Later we made our smoked turkey and swiss cheese sandwiches for our dinner. A lady ranger named Dorita stopped by the site to remind us about the evening talk she was giving about the earlier visitors to the area…the ancestral puebloans. We let her know we’d be there and were looking forward to it.
It was twilight as we gathered for Dorita’s presentation. Peter couldn’t help taking a couple of shots of the dramatic scene.
It was a diverse group and some of the folks in the audience had worked on digs and had studied rock art in the area. It was all quite interesting and increased our anticipation of our upcoming visit to the Edge of the Cedars Museum in Blanding.
We retired as soon as we returned to the campsite. We wanted to be up early so we could begin our Chesler Park Loop hike
as early in the cool morning as we could.
We were up at 6 AM and made a pot of coffee. We ate a breakfast of yogurt and granola and had a can of the spicy V8 juice then drove 3 miles down to the Elephant Hill parking lot. We loaded our packs…Peter had about 5 quarts of water, most of it still frozen, four energy bars a bag of trail mix and the camera bag. Sharon had a gallon of water in frozen tubes as well as her camera bag. Sharon’s not a hat-wearer but Peter had convinced her to bring and wear one of his large billed UV blocking hats.
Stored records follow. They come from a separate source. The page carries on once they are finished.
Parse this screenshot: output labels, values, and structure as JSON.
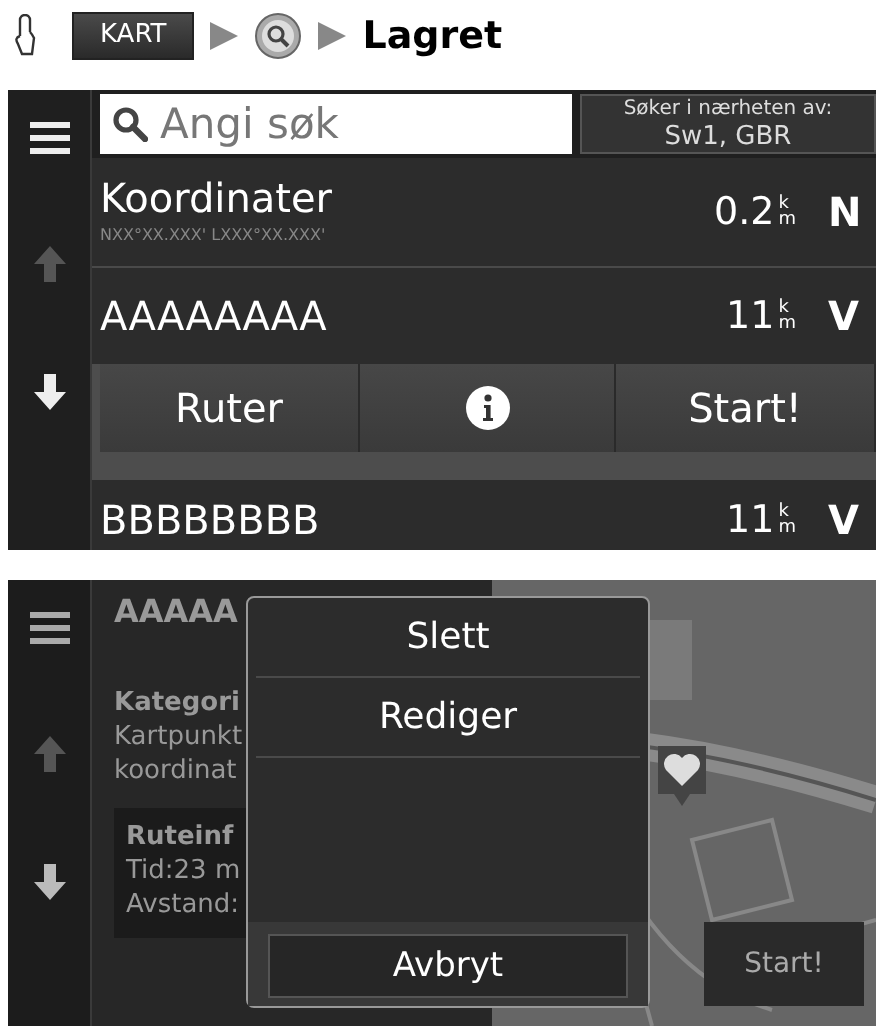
{
  "breadcrumb": {
    "steps": [
      {
        "kind": "button",
        "label": "KART"
      },
      {
        "kind": "search"
      },
      {
        "kind": "text",
        "label": "Lagret"
      }
    ]
  },
  "list_screen": {
    "scroll": {
      "up_disabled": true,
      "down_disabled": false
    },
    "search": {
      "placeholder": "Angi søk"
    },
    "nearby": {
      "label": "Søker i nærheten av:",
      "value": "Sw1, GBR"
    },
    "items": [
      {
        "name": "Koordinater",
        "subtitle": "NXX°XX.XXX' LXXX°XX.XXX'",
        "distance": "0.2",
        "unit_top": "k",
        "unit_bottom": "m",
        "direction": "N",
        "expanded": false
      },
      {
        "name": "AAAAAAAA",
        "distance": "11",
        "unit_top": "k",
        "unit_bottom": "m",
        "direction": "V",
        "expanded": true
      },
      {
        "name": "BBBBBBBB",
        "distance": "11",
        "unit_top": "k",
        "unit_bottom": "m",
        "direction": "V",
        "expanded": false
      }
    ],
    "actions": [
      {
        "kind": "text",
        "label": "Ruter"
      },
      {
        "kind": "info"
      },
      {
        "kind": "text",
        "label": "Start!"
      }
    ]
  },
  "detail_screen": {
    "scroll": {
      "up_disabled": true,
      "down_disabled": false
    },
    "title": "AAAAA",
    "category_label": "Kategori",
    "category_lines": [
      "Kartpunkt",
      "koordinat"
    ],
    "route_info": {
      "title": "Ruteinf",
      "lines": [
        "Tid:23 m",
        "Avstand:"
      ]
    },
    "map_button": "Start!",
    "menu": {
      "items": [
        "Slett",
        "Rediger"
      ],
      "cancel": "Avbryt"
    }
  }
}
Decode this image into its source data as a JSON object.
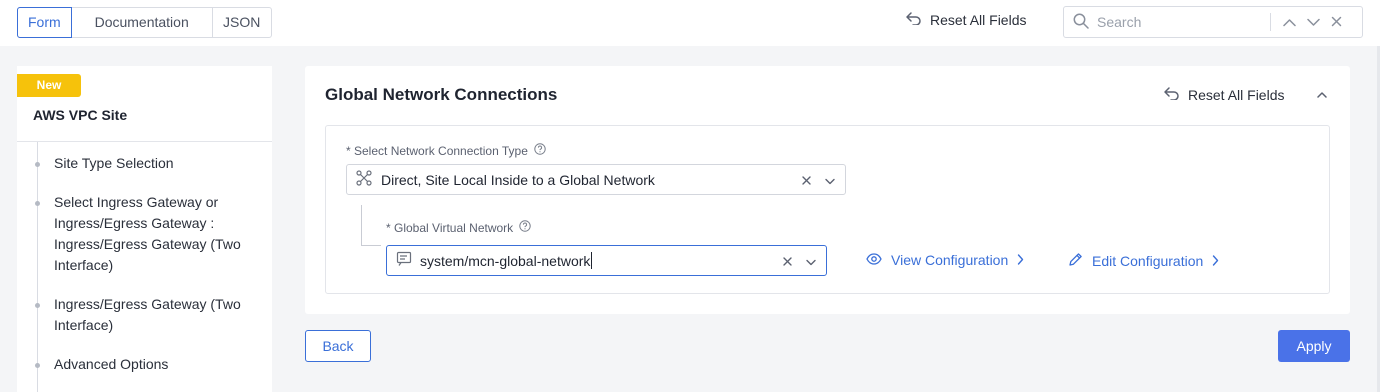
{
  "topbar": {
    "tabs": [
      {
        "label": "Form",
        "active": true
      },
      {
        "label": "Documentation",
        "active": false
      },
      {
        "label": "JSON",
        "active": false
      }
    ],
    "reset_label": "Reset All Fields",
    "search": {
      "placeholder": "Search",
      "value": ""
    }
  },
  "sidebar": {
    "badge": "New",
    "title": "AWS VPC Site",
    "steps": [
      {
        "label": "Site Type Selection"
      },
      {
        "label": "Select Ingress Gateway or Ingress/Egress Gateway : Ingress/Egress Gateway (Two Interface)"
      },
      {
        "label": "Ingress/Egress Gateway (Two Interface)"
      },
      {
        "label": "Advanced Options"
      }
    ]
  },
  "card": {
    "title": "Global Network Connections",
    "reset_label": "Reset All Fields",
    "connection_type": {
      "label": "* Select Network Connection Type",
      "value": "Direct, Site Local Inside to a Global Network"
    },
    "global_vn": {
      "label": "* Global Virtual Network",
      "value": "system/mcn-global-network"
    },
    "view_config_label": "View Configuration",
    "edit_config_label": "Edit Configuration"
  },
  "footer": {
    "back_label": "Back",
    "apply_label": "Apply"
  },
  "colors": {
    "accent": "#3a6fd8",
    "apply": "#4a72e8",
    "badge": "#f6c20b"
  }
}
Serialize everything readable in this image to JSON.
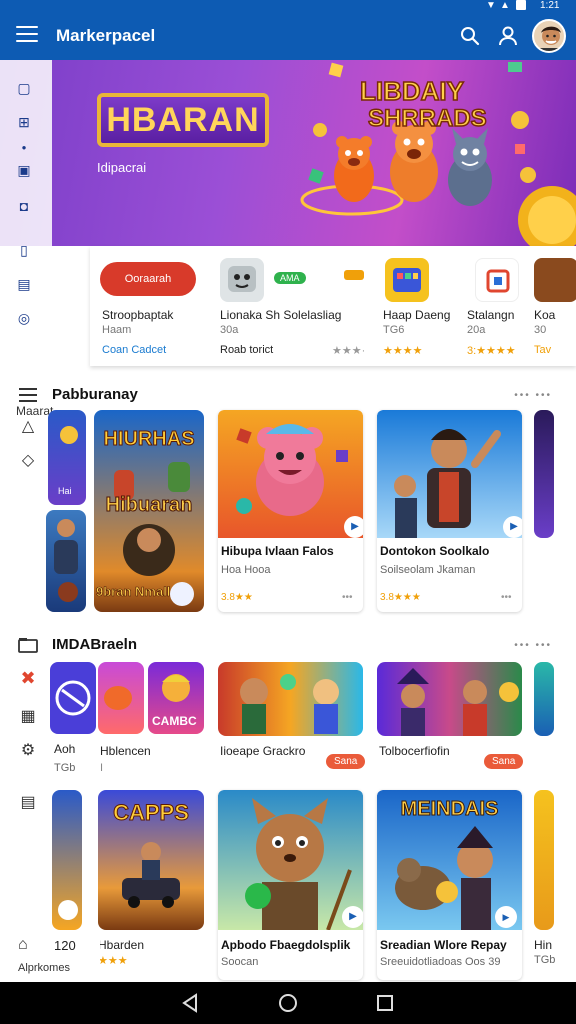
{
  "app": {
    "title": "Markerpacel"
  },
  "banner": {
    "logo_text": "HBARAN",
    "subtitle": "Idipacrai",
    "art_text": "LIBDAIY SHRRADS"
  },
  "rail": {
    "label": "Maarat"
  },
  "featured": [
    {
      "logo_text": "Ooraarah",
      "title": "Stroopbaptak",
      "sub": "Haam",
      "meta": "Coan Cadcet",
      "meta_kind": "link"
    },
    {
      "badge": "AMA",
      "title": "Lionaka Sh Solelasliag",
      "sub": "30a",
      "meta": "Roab torict",
      "stars": "★★★·",
      "meta_kind": "plain"
    },
    {
      "title": "Haap Daeng",
      "sub": "TG6",
      "stars": "★★★★",
      "meta_kind": "stars"
    },
    {
      "title": "Stalangn",
      "sub": "20a",
      "stars": "3:★★★★",
      "meta_kind": "stars"
    },
    {
      "title": "Koa",
      "sub": "30",
      "meta": "Tav",
      "meta_kind": "plain"
    }
  ],
  "section1": {
    "title": "Pabburanay",
    "more": "••• •••"
  },
  "section1_cards": [
    {
      "title": "Hibupa Ivlaan Falos",
      "sub": "Hoa Hooa",
      "rating": "3.8★★",
      "art": "Hibupa Ivlaan Falos"
    },
    {
      "title": "Dontokon Soolkalo",
      "sub": "Soilseolam Jkaman",
      "rating": "3.8★★★",
      "art": "Dontokon Soolkalo"
    }
  ],
  "poster": {
    "line1": "HIURHAS",
    "line2": "Hibuaran",
    "line3": "9bran Nmall"
  },
  "left_tiles": {
    "tile1_label": "Hai",
    "tile2_label": ""
  },
  "section2": {
    "title": "IMDABraeln",
    "more": "••• •••"
  },
  "section2_items": [
    {
      "title": "Hblencen",
      "sub": "",
      "art": "CAMBC"
    },
    {
      "title": "Iioeape Grackro",
      "pill": "Sana"
    },
    {
      "title": "Tolbocerfiofin",
      "pill": "Sana"
    }
  ],
  "side_left": {
    "label1": "Aoh",
    "label2": "TGb"
  },
  "section3_cards": [
    {
      "title": "Hbarden",
      "stars": "★★★",
      "art": "CAPPS"
    },
    {
      "title": "Apbodo Fbaegdolsplik",
      "sub": "Soocan",
      "art": ""
    },
    {
      "title": "Sreadian Wlore Repay",
      "sub": "Sreeuidotliadoas Oos 39",
      "art": "MEINDAIS"
    },
    {
      "title": "Hin",
      "sub": "TGb"
    }
  ],
  "bottom_rail": {
    "label": "Alprkomes",
    "extra": "120"
  },
  "colors": {
    "primary": "#0d5bb3",
    "accent": "#ea5b3a",
    "star": "#f0a00a"
  }
}
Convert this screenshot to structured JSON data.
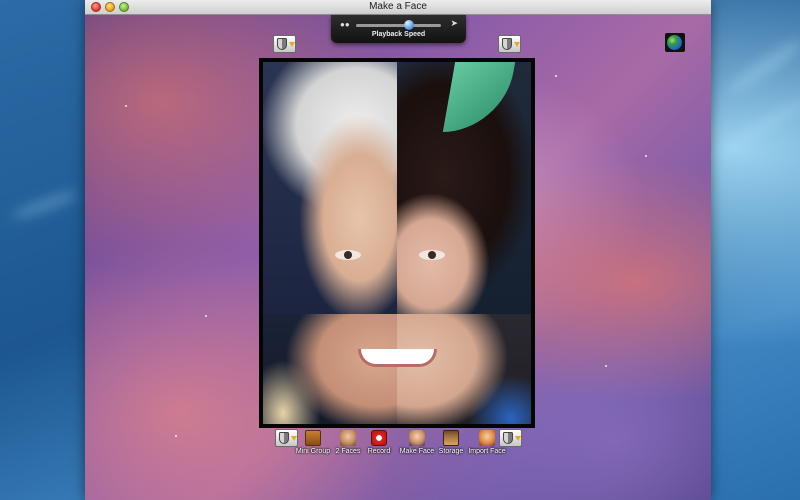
{
  "window": {
    "title": "Make a Face"
  },
  "hud": {
    "label": "Playback Speed",
    "slow_icon": "turtle-icon",
    "fast_icon": "rabbit-icon",
    "speed_fraction": 0.62
  },
  "top_controls": {
    "left_menu_icon": "shield-dropdown-icon",
    "right_menu_icon": "shield-dropdown-icon",
    "globe_icon": "globe-icon"
  },
  "toolbar": {
    "items": [
      {
        "label": "Mini Group",
        "icon": "mini-group-icon"
      },
      {
        "label": "2 Faces",
        "icon": "two-faces-icon"
      },
      {
        "label": "Record",
        "icon": "record-icon"
      },
      {
        "label": "Make Face",
        "icon": "make-face-icon"
      },
      {
        "label": "Storage",
        "icon": "storage-icon"
      },
      {
        "label": "Import Face",
        "icon": "import-face-icon"
      }
    ]
  },
  "colors": {
    "record_red": "#e0261e",
    "dropdown_arrow": "#e8a62b",
    "hud_background": "#1a1a1a"
  }
}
The packs were heavier than we usually carry but there is no getting around the water requirement…a gallon a day per person. This was going to be a long hike at about 5300'. We’re in pretty good shape but hadn’t done a long hike since the 8 mile Fairyland Loop at Bryce 5 years ago. We decided to see how things went…we could always turn around if it seemed too much.
It is 2.9 miles to the Chesler Park Overlook where the loop begins and it is almost all uphill (at least that's how it seemed) and quite steep in sections. The legs got an early wake-up call on this hike. This wasn’t anything like the wide gravel Fairyland Loop in Bryce. This hike requires climbing and scrambling.
We finally reached the overlook, rested a bit and took in the view. We knew that the next stretch out to the Joint Trail would be easier. Since our legs seemed to be doing fine, we happily continued on.
The next couple of miles were easy packed sand. You could take in the view while you walked. It is a spectacular place. We knew that there were a couple of hikers ahead of us somewhere but we hadn’t seen them since they passed us at the start of the hike.
It was getting pretty warm by the time we got to the top of the Joint Trail,so we stopped for a water break. We kept filling the tubes that had ice with water and enjoyed ice cold water through the entire hike.
The Joint Trail quickly leads you down into the earth.
Between the narrowness and scrambling down, it was slow going at times.
Finally it opened up into a grotto. The sun was lighting up a spot on the floor and the area glowed. People had stacked up small cairns all around the grotto. We made a couple of our own to add to the magical display.